#### [Data records]
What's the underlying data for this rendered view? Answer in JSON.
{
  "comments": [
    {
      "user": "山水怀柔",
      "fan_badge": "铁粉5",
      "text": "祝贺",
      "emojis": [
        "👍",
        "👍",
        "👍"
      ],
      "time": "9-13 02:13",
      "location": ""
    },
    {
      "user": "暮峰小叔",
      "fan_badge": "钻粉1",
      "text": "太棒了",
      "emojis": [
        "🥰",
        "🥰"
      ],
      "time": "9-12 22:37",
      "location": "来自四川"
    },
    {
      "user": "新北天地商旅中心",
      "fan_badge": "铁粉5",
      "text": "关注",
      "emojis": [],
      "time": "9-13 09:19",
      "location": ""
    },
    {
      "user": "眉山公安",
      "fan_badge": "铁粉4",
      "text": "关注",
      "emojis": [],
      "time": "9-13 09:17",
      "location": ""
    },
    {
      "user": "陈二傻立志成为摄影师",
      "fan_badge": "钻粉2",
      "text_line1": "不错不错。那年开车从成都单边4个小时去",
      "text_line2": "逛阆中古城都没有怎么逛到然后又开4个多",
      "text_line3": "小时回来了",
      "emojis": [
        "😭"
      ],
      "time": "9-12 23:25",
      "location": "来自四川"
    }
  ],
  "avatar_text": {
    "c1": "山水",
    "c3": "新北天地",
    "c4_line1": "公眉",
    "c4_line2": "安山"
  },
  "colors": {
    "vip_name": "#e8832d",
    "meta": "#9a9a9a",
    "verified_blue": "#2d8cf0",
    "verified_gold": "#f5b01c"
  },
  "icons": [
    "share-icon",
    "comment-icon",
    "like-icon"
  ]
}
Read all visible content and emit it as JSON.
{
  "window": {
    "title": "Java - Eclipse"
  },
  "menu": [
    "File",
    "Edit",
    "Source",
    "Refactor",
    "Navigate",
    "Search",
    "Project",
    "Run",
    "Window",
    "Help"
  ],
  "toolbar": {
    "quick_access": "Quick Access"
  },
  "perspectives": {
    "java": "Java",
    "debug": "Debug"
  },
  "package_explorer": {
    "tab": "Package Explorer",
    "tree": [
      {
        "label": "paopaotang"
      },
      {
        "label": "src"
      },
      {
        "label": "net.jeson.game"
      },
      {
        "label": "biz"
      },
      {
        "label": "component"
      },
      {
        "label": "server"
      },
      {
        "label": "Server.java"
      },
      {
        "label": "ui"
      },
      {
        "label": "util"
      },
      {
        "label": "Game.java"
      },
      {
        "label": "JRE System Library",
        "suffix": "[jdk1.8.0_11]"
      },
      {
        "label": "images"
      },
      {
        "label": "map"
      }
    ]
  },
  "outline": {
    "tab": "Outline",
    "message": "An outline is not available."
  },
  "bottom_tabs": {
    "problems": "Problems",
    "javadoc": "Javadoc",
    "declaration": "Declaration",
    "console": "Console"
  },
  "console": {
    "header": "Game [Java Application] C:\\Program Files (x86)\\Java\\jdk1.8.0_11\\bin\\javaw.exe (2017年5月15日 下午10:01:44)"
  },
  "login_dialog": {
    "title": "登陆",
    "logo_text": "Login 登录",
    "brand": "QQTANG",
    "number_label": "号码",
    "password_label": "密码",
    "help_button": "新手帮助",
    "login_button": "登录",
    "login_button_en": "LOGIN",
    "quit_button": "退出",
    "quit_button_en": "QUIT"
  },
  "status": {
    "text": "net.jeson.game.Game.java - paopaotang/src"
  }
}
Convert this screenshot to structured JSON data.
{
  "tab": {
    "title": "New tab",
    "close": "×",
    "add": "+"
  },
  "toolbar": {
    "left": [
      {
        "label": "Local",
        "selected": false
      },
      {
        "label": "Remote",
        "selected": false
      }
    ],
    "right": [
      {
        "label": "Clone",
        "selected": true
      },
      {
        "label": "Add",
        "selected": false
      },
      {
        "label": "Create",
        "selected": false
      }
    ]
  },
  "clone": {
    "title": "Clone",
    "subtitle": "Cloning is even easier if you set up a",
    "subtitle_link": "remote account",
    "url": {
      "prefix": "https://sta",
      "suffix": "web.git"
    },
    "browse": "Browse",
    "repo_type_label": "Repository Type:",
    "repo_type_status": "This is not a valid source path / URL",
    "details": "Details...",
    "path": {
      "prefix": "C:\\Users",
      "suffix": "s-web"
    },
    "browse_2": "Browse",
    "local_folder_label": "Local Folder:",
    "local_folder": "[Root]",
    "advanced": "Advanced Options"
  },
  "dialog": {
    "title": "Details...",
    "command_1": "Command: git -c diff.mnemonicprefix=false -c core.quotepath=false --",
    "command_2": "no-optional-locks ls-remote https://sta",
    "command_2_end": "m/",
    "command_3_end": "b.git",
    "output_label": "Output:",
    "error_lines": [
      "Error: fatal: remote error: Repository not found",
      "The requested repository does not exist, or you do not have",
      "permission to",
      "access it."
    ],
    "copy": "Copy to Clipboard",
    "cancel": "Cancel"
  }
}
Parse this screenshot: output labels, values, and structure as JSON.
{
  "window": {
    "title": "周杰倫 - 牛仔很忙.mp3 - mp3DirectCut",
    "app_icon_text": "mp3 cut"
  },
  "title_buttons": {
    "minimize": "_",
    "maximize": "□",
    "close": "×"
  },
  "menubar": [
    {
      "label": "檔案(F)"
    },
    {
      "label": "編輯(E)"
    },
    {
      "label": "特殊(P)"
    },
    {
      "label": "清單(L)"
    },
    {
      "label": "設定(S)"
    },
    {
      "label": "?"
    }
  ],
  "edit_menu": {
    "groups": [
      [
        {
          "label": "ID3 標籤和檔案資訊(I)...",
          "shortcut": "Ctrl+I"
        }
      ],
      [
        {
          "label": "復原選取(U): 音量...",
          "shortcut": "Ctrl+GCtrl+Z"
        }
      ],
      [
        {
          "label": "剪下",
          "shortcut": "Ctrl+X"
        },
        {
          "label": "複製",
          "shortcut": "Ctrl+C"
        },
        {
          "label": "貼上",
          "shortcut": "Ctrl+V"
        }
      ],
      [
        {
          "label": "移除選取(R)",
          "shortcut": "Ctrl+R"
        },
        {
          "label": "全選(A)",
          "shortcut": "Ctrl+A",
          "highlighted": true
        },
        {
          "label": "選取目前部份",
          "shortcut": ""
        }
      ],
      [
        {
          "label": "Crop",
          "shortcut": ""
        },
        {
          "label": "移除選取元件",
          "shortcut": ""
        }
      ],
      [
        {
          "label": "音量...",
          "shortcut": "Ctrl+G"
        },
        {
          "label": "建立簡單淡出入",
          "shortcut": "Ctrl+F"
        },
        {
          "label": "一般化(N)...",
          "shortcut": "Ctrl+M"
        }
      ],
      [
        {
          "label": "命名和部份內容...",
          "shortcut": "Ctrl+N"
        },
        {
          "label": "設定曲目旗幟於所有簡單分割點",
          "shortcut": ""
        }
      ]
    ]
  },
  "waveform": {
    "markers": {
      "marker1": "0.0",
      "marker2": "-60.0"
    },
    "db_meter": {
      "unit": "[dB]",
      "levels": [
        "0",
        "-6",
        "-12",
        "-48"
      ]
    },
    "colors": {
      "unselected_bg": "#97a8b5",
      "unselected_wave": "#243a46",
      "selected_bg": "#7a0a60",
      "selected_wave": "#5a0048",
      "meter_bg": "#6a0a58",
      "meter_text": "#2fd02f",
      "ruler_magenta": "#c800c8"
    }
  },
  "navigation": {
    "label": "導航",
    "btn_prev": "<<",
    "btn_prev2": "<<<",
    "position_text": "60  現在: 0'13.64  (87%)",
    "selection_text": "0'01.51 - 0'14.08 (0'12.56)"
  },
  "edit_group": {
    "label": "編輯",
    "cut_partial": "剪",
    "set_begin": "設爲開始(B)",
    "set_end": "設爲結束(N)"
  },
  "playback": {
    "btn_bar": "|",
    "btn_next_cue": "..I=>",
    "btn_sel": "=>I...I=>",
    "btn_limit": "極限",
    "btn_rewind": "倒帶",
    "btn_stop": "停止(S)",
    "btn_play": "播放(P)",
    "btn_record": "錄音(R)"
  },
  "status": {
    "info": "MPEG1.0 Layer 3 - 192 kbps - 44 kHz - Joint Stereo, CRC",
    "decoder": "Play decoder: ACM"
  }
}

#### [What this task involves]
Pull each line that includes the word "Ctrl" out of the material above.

#### [Result of the exercise]
          "shortcut": "Ctrl+I"
          "shortcut": "Ctrl+GCtrl+Z"
          "shortcut": "Ctrl+X"
          "shortcut": "Ctrl+C"
          "shortcut": "Ctrl+V"
          "shortcut": "Ctrl+R"
          "shortcut": "Ctrl+A",
          "shortcut": "Ctrl+G"
          "shortcut": "Ctrl+F"
          "shortcut": "Ctrl+M"
          "shortcut": "Ctrl+N"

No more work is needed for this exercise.